● **Task input**
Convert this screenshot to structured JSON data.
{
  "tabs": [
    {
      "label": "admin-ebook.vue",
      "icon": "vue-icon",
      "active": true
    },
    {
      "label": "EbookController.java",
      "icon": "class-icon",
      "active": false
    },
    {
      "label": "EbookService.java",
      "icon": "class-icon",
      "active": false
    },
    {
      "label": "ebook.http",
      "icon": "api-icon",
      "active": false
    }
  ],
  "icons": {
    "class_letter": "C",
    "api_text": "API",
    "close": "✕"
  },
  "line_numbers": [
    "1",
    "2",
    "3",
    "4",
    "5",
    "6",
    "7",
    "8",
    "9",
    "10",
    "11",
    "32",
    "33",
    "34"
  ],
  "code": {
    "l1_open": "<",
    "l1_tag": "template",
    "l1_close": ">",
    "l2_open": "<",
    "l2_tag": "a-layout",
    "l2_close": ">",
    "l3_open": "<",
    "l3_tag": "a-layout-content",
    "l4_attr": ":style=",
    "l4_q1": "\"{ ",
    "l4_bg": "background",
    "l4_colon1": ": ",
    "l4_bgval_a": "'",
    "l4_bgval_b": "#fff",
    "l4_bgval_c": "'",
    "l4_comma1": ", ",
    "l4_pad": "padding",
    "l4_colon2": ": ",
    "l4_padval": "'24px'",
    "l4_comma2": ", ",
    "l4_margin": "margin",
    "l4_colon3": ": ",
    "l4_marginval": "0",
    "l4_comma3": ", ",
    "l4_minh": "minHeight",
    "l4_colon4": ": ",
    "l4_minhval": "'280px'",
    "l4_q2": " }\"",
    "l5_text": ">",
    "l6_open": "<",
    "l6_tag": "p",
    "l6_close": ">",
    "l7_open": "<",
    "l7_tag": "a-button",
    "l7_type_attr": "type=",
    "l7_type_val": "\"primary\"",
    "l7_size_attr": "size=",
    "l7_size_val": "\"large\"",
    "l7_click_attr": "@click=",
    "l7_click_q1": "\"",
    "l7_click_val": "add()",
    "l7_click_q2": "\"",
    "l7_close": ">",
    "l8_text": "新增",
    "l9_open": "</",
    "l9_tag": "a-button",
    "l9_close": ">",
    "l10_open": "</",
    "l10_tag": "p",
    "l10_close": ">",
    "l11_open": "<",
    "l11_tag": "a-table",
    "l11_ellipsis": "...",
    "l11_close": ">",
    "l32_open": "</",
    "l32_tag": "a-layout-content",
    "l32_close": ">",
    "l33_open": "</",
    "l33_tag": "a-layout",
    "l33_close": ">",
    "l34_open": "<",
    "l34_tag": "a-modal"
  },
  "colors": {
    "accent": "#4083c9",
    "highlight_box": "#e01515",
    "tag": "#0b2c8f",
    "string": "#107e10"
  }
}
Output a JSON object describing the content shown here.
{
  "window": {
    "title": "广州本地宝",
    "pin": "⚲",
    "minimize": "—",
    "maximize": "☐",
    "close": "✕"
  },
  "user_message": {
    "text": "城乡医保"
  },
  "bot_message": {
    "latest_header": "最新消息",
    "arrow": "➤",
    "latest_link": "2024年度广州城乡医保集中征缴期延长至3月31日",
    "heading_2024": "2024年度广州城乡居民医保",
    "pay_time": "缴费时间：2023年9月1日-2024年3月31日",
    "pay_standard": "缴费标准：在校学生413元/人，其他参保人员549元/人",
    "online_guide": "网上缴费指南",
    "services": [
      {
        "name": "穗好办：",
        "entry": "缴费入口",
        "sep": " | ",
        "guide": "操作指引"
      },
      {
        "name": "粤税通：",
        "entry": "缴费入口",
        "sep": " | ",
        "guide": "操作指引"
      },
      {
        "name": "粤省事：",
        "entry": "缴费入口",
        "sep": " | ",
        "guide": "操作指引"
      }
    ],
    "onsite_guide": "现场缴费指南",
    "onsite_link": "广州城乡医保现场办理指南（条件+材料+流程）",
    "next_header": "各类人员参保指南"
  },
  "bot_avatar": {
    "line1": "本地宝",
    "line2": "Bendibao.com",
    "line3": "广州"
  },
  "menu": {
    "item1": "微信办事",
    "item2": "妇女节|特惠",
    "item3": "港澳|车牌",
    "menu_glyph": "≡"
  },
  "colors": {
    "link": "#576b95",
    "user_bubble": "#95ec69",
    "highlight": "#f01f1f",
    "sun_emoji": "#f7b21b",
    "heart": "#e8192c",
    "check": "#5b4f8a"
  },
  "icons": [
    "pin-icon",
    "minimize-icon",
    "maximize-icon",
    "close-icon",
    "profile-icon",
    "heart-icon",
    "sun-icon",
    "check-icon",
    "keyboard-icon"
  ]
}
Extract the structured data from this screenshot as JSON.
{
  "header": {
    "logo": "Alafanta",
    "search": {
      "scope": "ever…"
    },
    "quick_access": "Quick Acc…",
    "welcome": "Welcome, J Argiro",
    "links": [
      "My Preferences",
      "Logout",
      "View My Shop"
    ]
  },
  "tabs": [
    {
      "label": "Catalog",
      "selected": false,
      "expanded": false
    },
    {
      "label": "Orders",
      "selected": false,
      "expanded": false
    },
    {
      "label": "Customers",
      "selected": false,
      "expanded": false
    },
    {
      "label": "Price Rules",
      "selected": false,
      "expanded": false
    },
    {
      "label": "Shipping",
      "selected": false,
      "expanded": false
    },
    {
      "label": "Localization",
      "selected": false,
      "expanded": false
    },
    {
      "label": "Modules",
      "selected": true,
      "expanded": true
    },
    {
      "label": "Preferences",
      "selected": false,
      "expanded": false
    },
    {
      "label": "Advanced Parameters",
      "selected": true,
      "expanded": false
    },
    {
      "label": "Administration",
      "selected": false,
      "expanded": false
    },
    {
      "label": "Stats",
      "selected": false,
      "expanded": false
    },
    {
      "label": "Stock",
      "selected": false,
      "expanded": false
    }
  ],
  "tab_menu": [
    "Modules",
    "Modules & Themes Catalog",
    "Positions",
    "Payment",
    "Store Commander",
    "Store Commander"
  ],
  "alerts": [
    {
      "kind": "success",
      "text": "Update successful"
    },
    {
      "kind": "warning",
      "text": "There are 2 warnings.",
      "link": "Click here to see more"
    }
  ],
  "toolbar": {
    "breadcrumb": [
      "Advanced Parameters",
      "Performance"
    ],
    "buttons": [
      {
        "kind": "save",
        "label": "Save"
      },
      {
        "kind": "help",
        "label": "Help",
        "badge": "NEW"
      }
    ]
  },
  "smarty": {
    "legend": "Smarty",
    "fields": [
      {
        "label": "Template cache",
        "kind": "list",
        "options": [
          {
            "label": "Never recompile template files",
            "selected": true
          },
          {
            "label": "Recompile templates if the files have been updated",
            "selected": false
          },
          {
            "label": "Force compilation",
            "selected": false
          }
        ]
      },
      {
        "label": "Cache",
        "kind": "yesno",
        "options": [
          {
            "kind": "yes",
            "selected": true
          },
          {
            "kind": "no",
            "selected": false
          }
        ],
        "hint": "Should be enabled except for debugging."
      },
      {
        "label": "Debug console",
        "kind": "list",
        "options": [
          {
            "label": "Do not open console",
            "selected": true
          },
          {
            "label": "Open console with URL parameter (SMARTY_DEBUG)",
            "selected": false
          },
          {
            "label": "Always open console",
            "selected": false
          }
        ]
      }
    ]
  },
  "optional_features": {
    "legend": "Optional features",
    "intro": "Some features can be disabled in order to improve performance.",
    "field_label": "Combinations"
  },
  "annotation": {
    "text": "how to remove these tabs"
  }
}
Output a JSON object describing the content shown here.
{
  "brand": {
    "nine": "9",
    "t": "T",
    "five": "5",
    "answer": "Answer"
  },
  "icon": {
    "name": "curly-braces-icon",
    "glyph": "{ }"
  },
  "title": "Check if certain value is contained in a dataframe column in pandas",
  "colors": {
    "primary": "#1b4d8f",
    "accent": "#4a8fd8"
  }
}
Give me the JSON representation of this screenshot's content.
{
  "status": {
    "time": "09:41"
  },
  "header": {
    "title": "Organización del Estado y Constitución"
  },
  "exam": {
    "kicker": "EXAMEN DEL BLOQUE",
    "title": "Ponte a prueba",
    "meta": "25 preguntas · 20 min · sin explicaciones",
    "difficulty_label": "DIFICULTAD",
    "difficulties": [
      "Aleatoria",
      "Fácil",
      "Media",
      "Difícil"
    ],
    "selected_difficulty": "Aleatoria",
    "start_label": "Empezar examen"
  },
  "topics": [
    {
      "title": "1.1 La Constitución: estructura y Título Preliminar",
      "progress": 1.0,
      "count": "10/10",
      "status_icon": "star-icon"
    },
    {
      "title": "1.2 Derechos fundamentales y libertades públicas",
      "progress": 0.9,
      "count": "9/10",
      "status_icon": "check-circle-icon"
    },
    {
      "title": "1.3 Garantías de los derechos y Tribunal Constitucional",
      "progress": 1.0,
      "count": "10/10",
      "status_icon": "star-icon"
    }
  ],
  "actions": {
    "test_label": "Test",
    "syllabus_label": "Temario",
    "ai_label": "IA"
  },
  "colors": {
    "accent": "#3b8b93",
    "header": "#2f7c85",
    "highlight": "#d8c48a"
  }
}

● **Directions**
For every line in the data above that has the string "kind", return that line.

● **Answer box**
      "kind": "success",
      "kind": "warning",
        "kind": "save",
        "kind": "help",
        "kind": "list",
        "kind": "yesno",
            "kind": "yes",
            "kind": "no",
        "kind": "list",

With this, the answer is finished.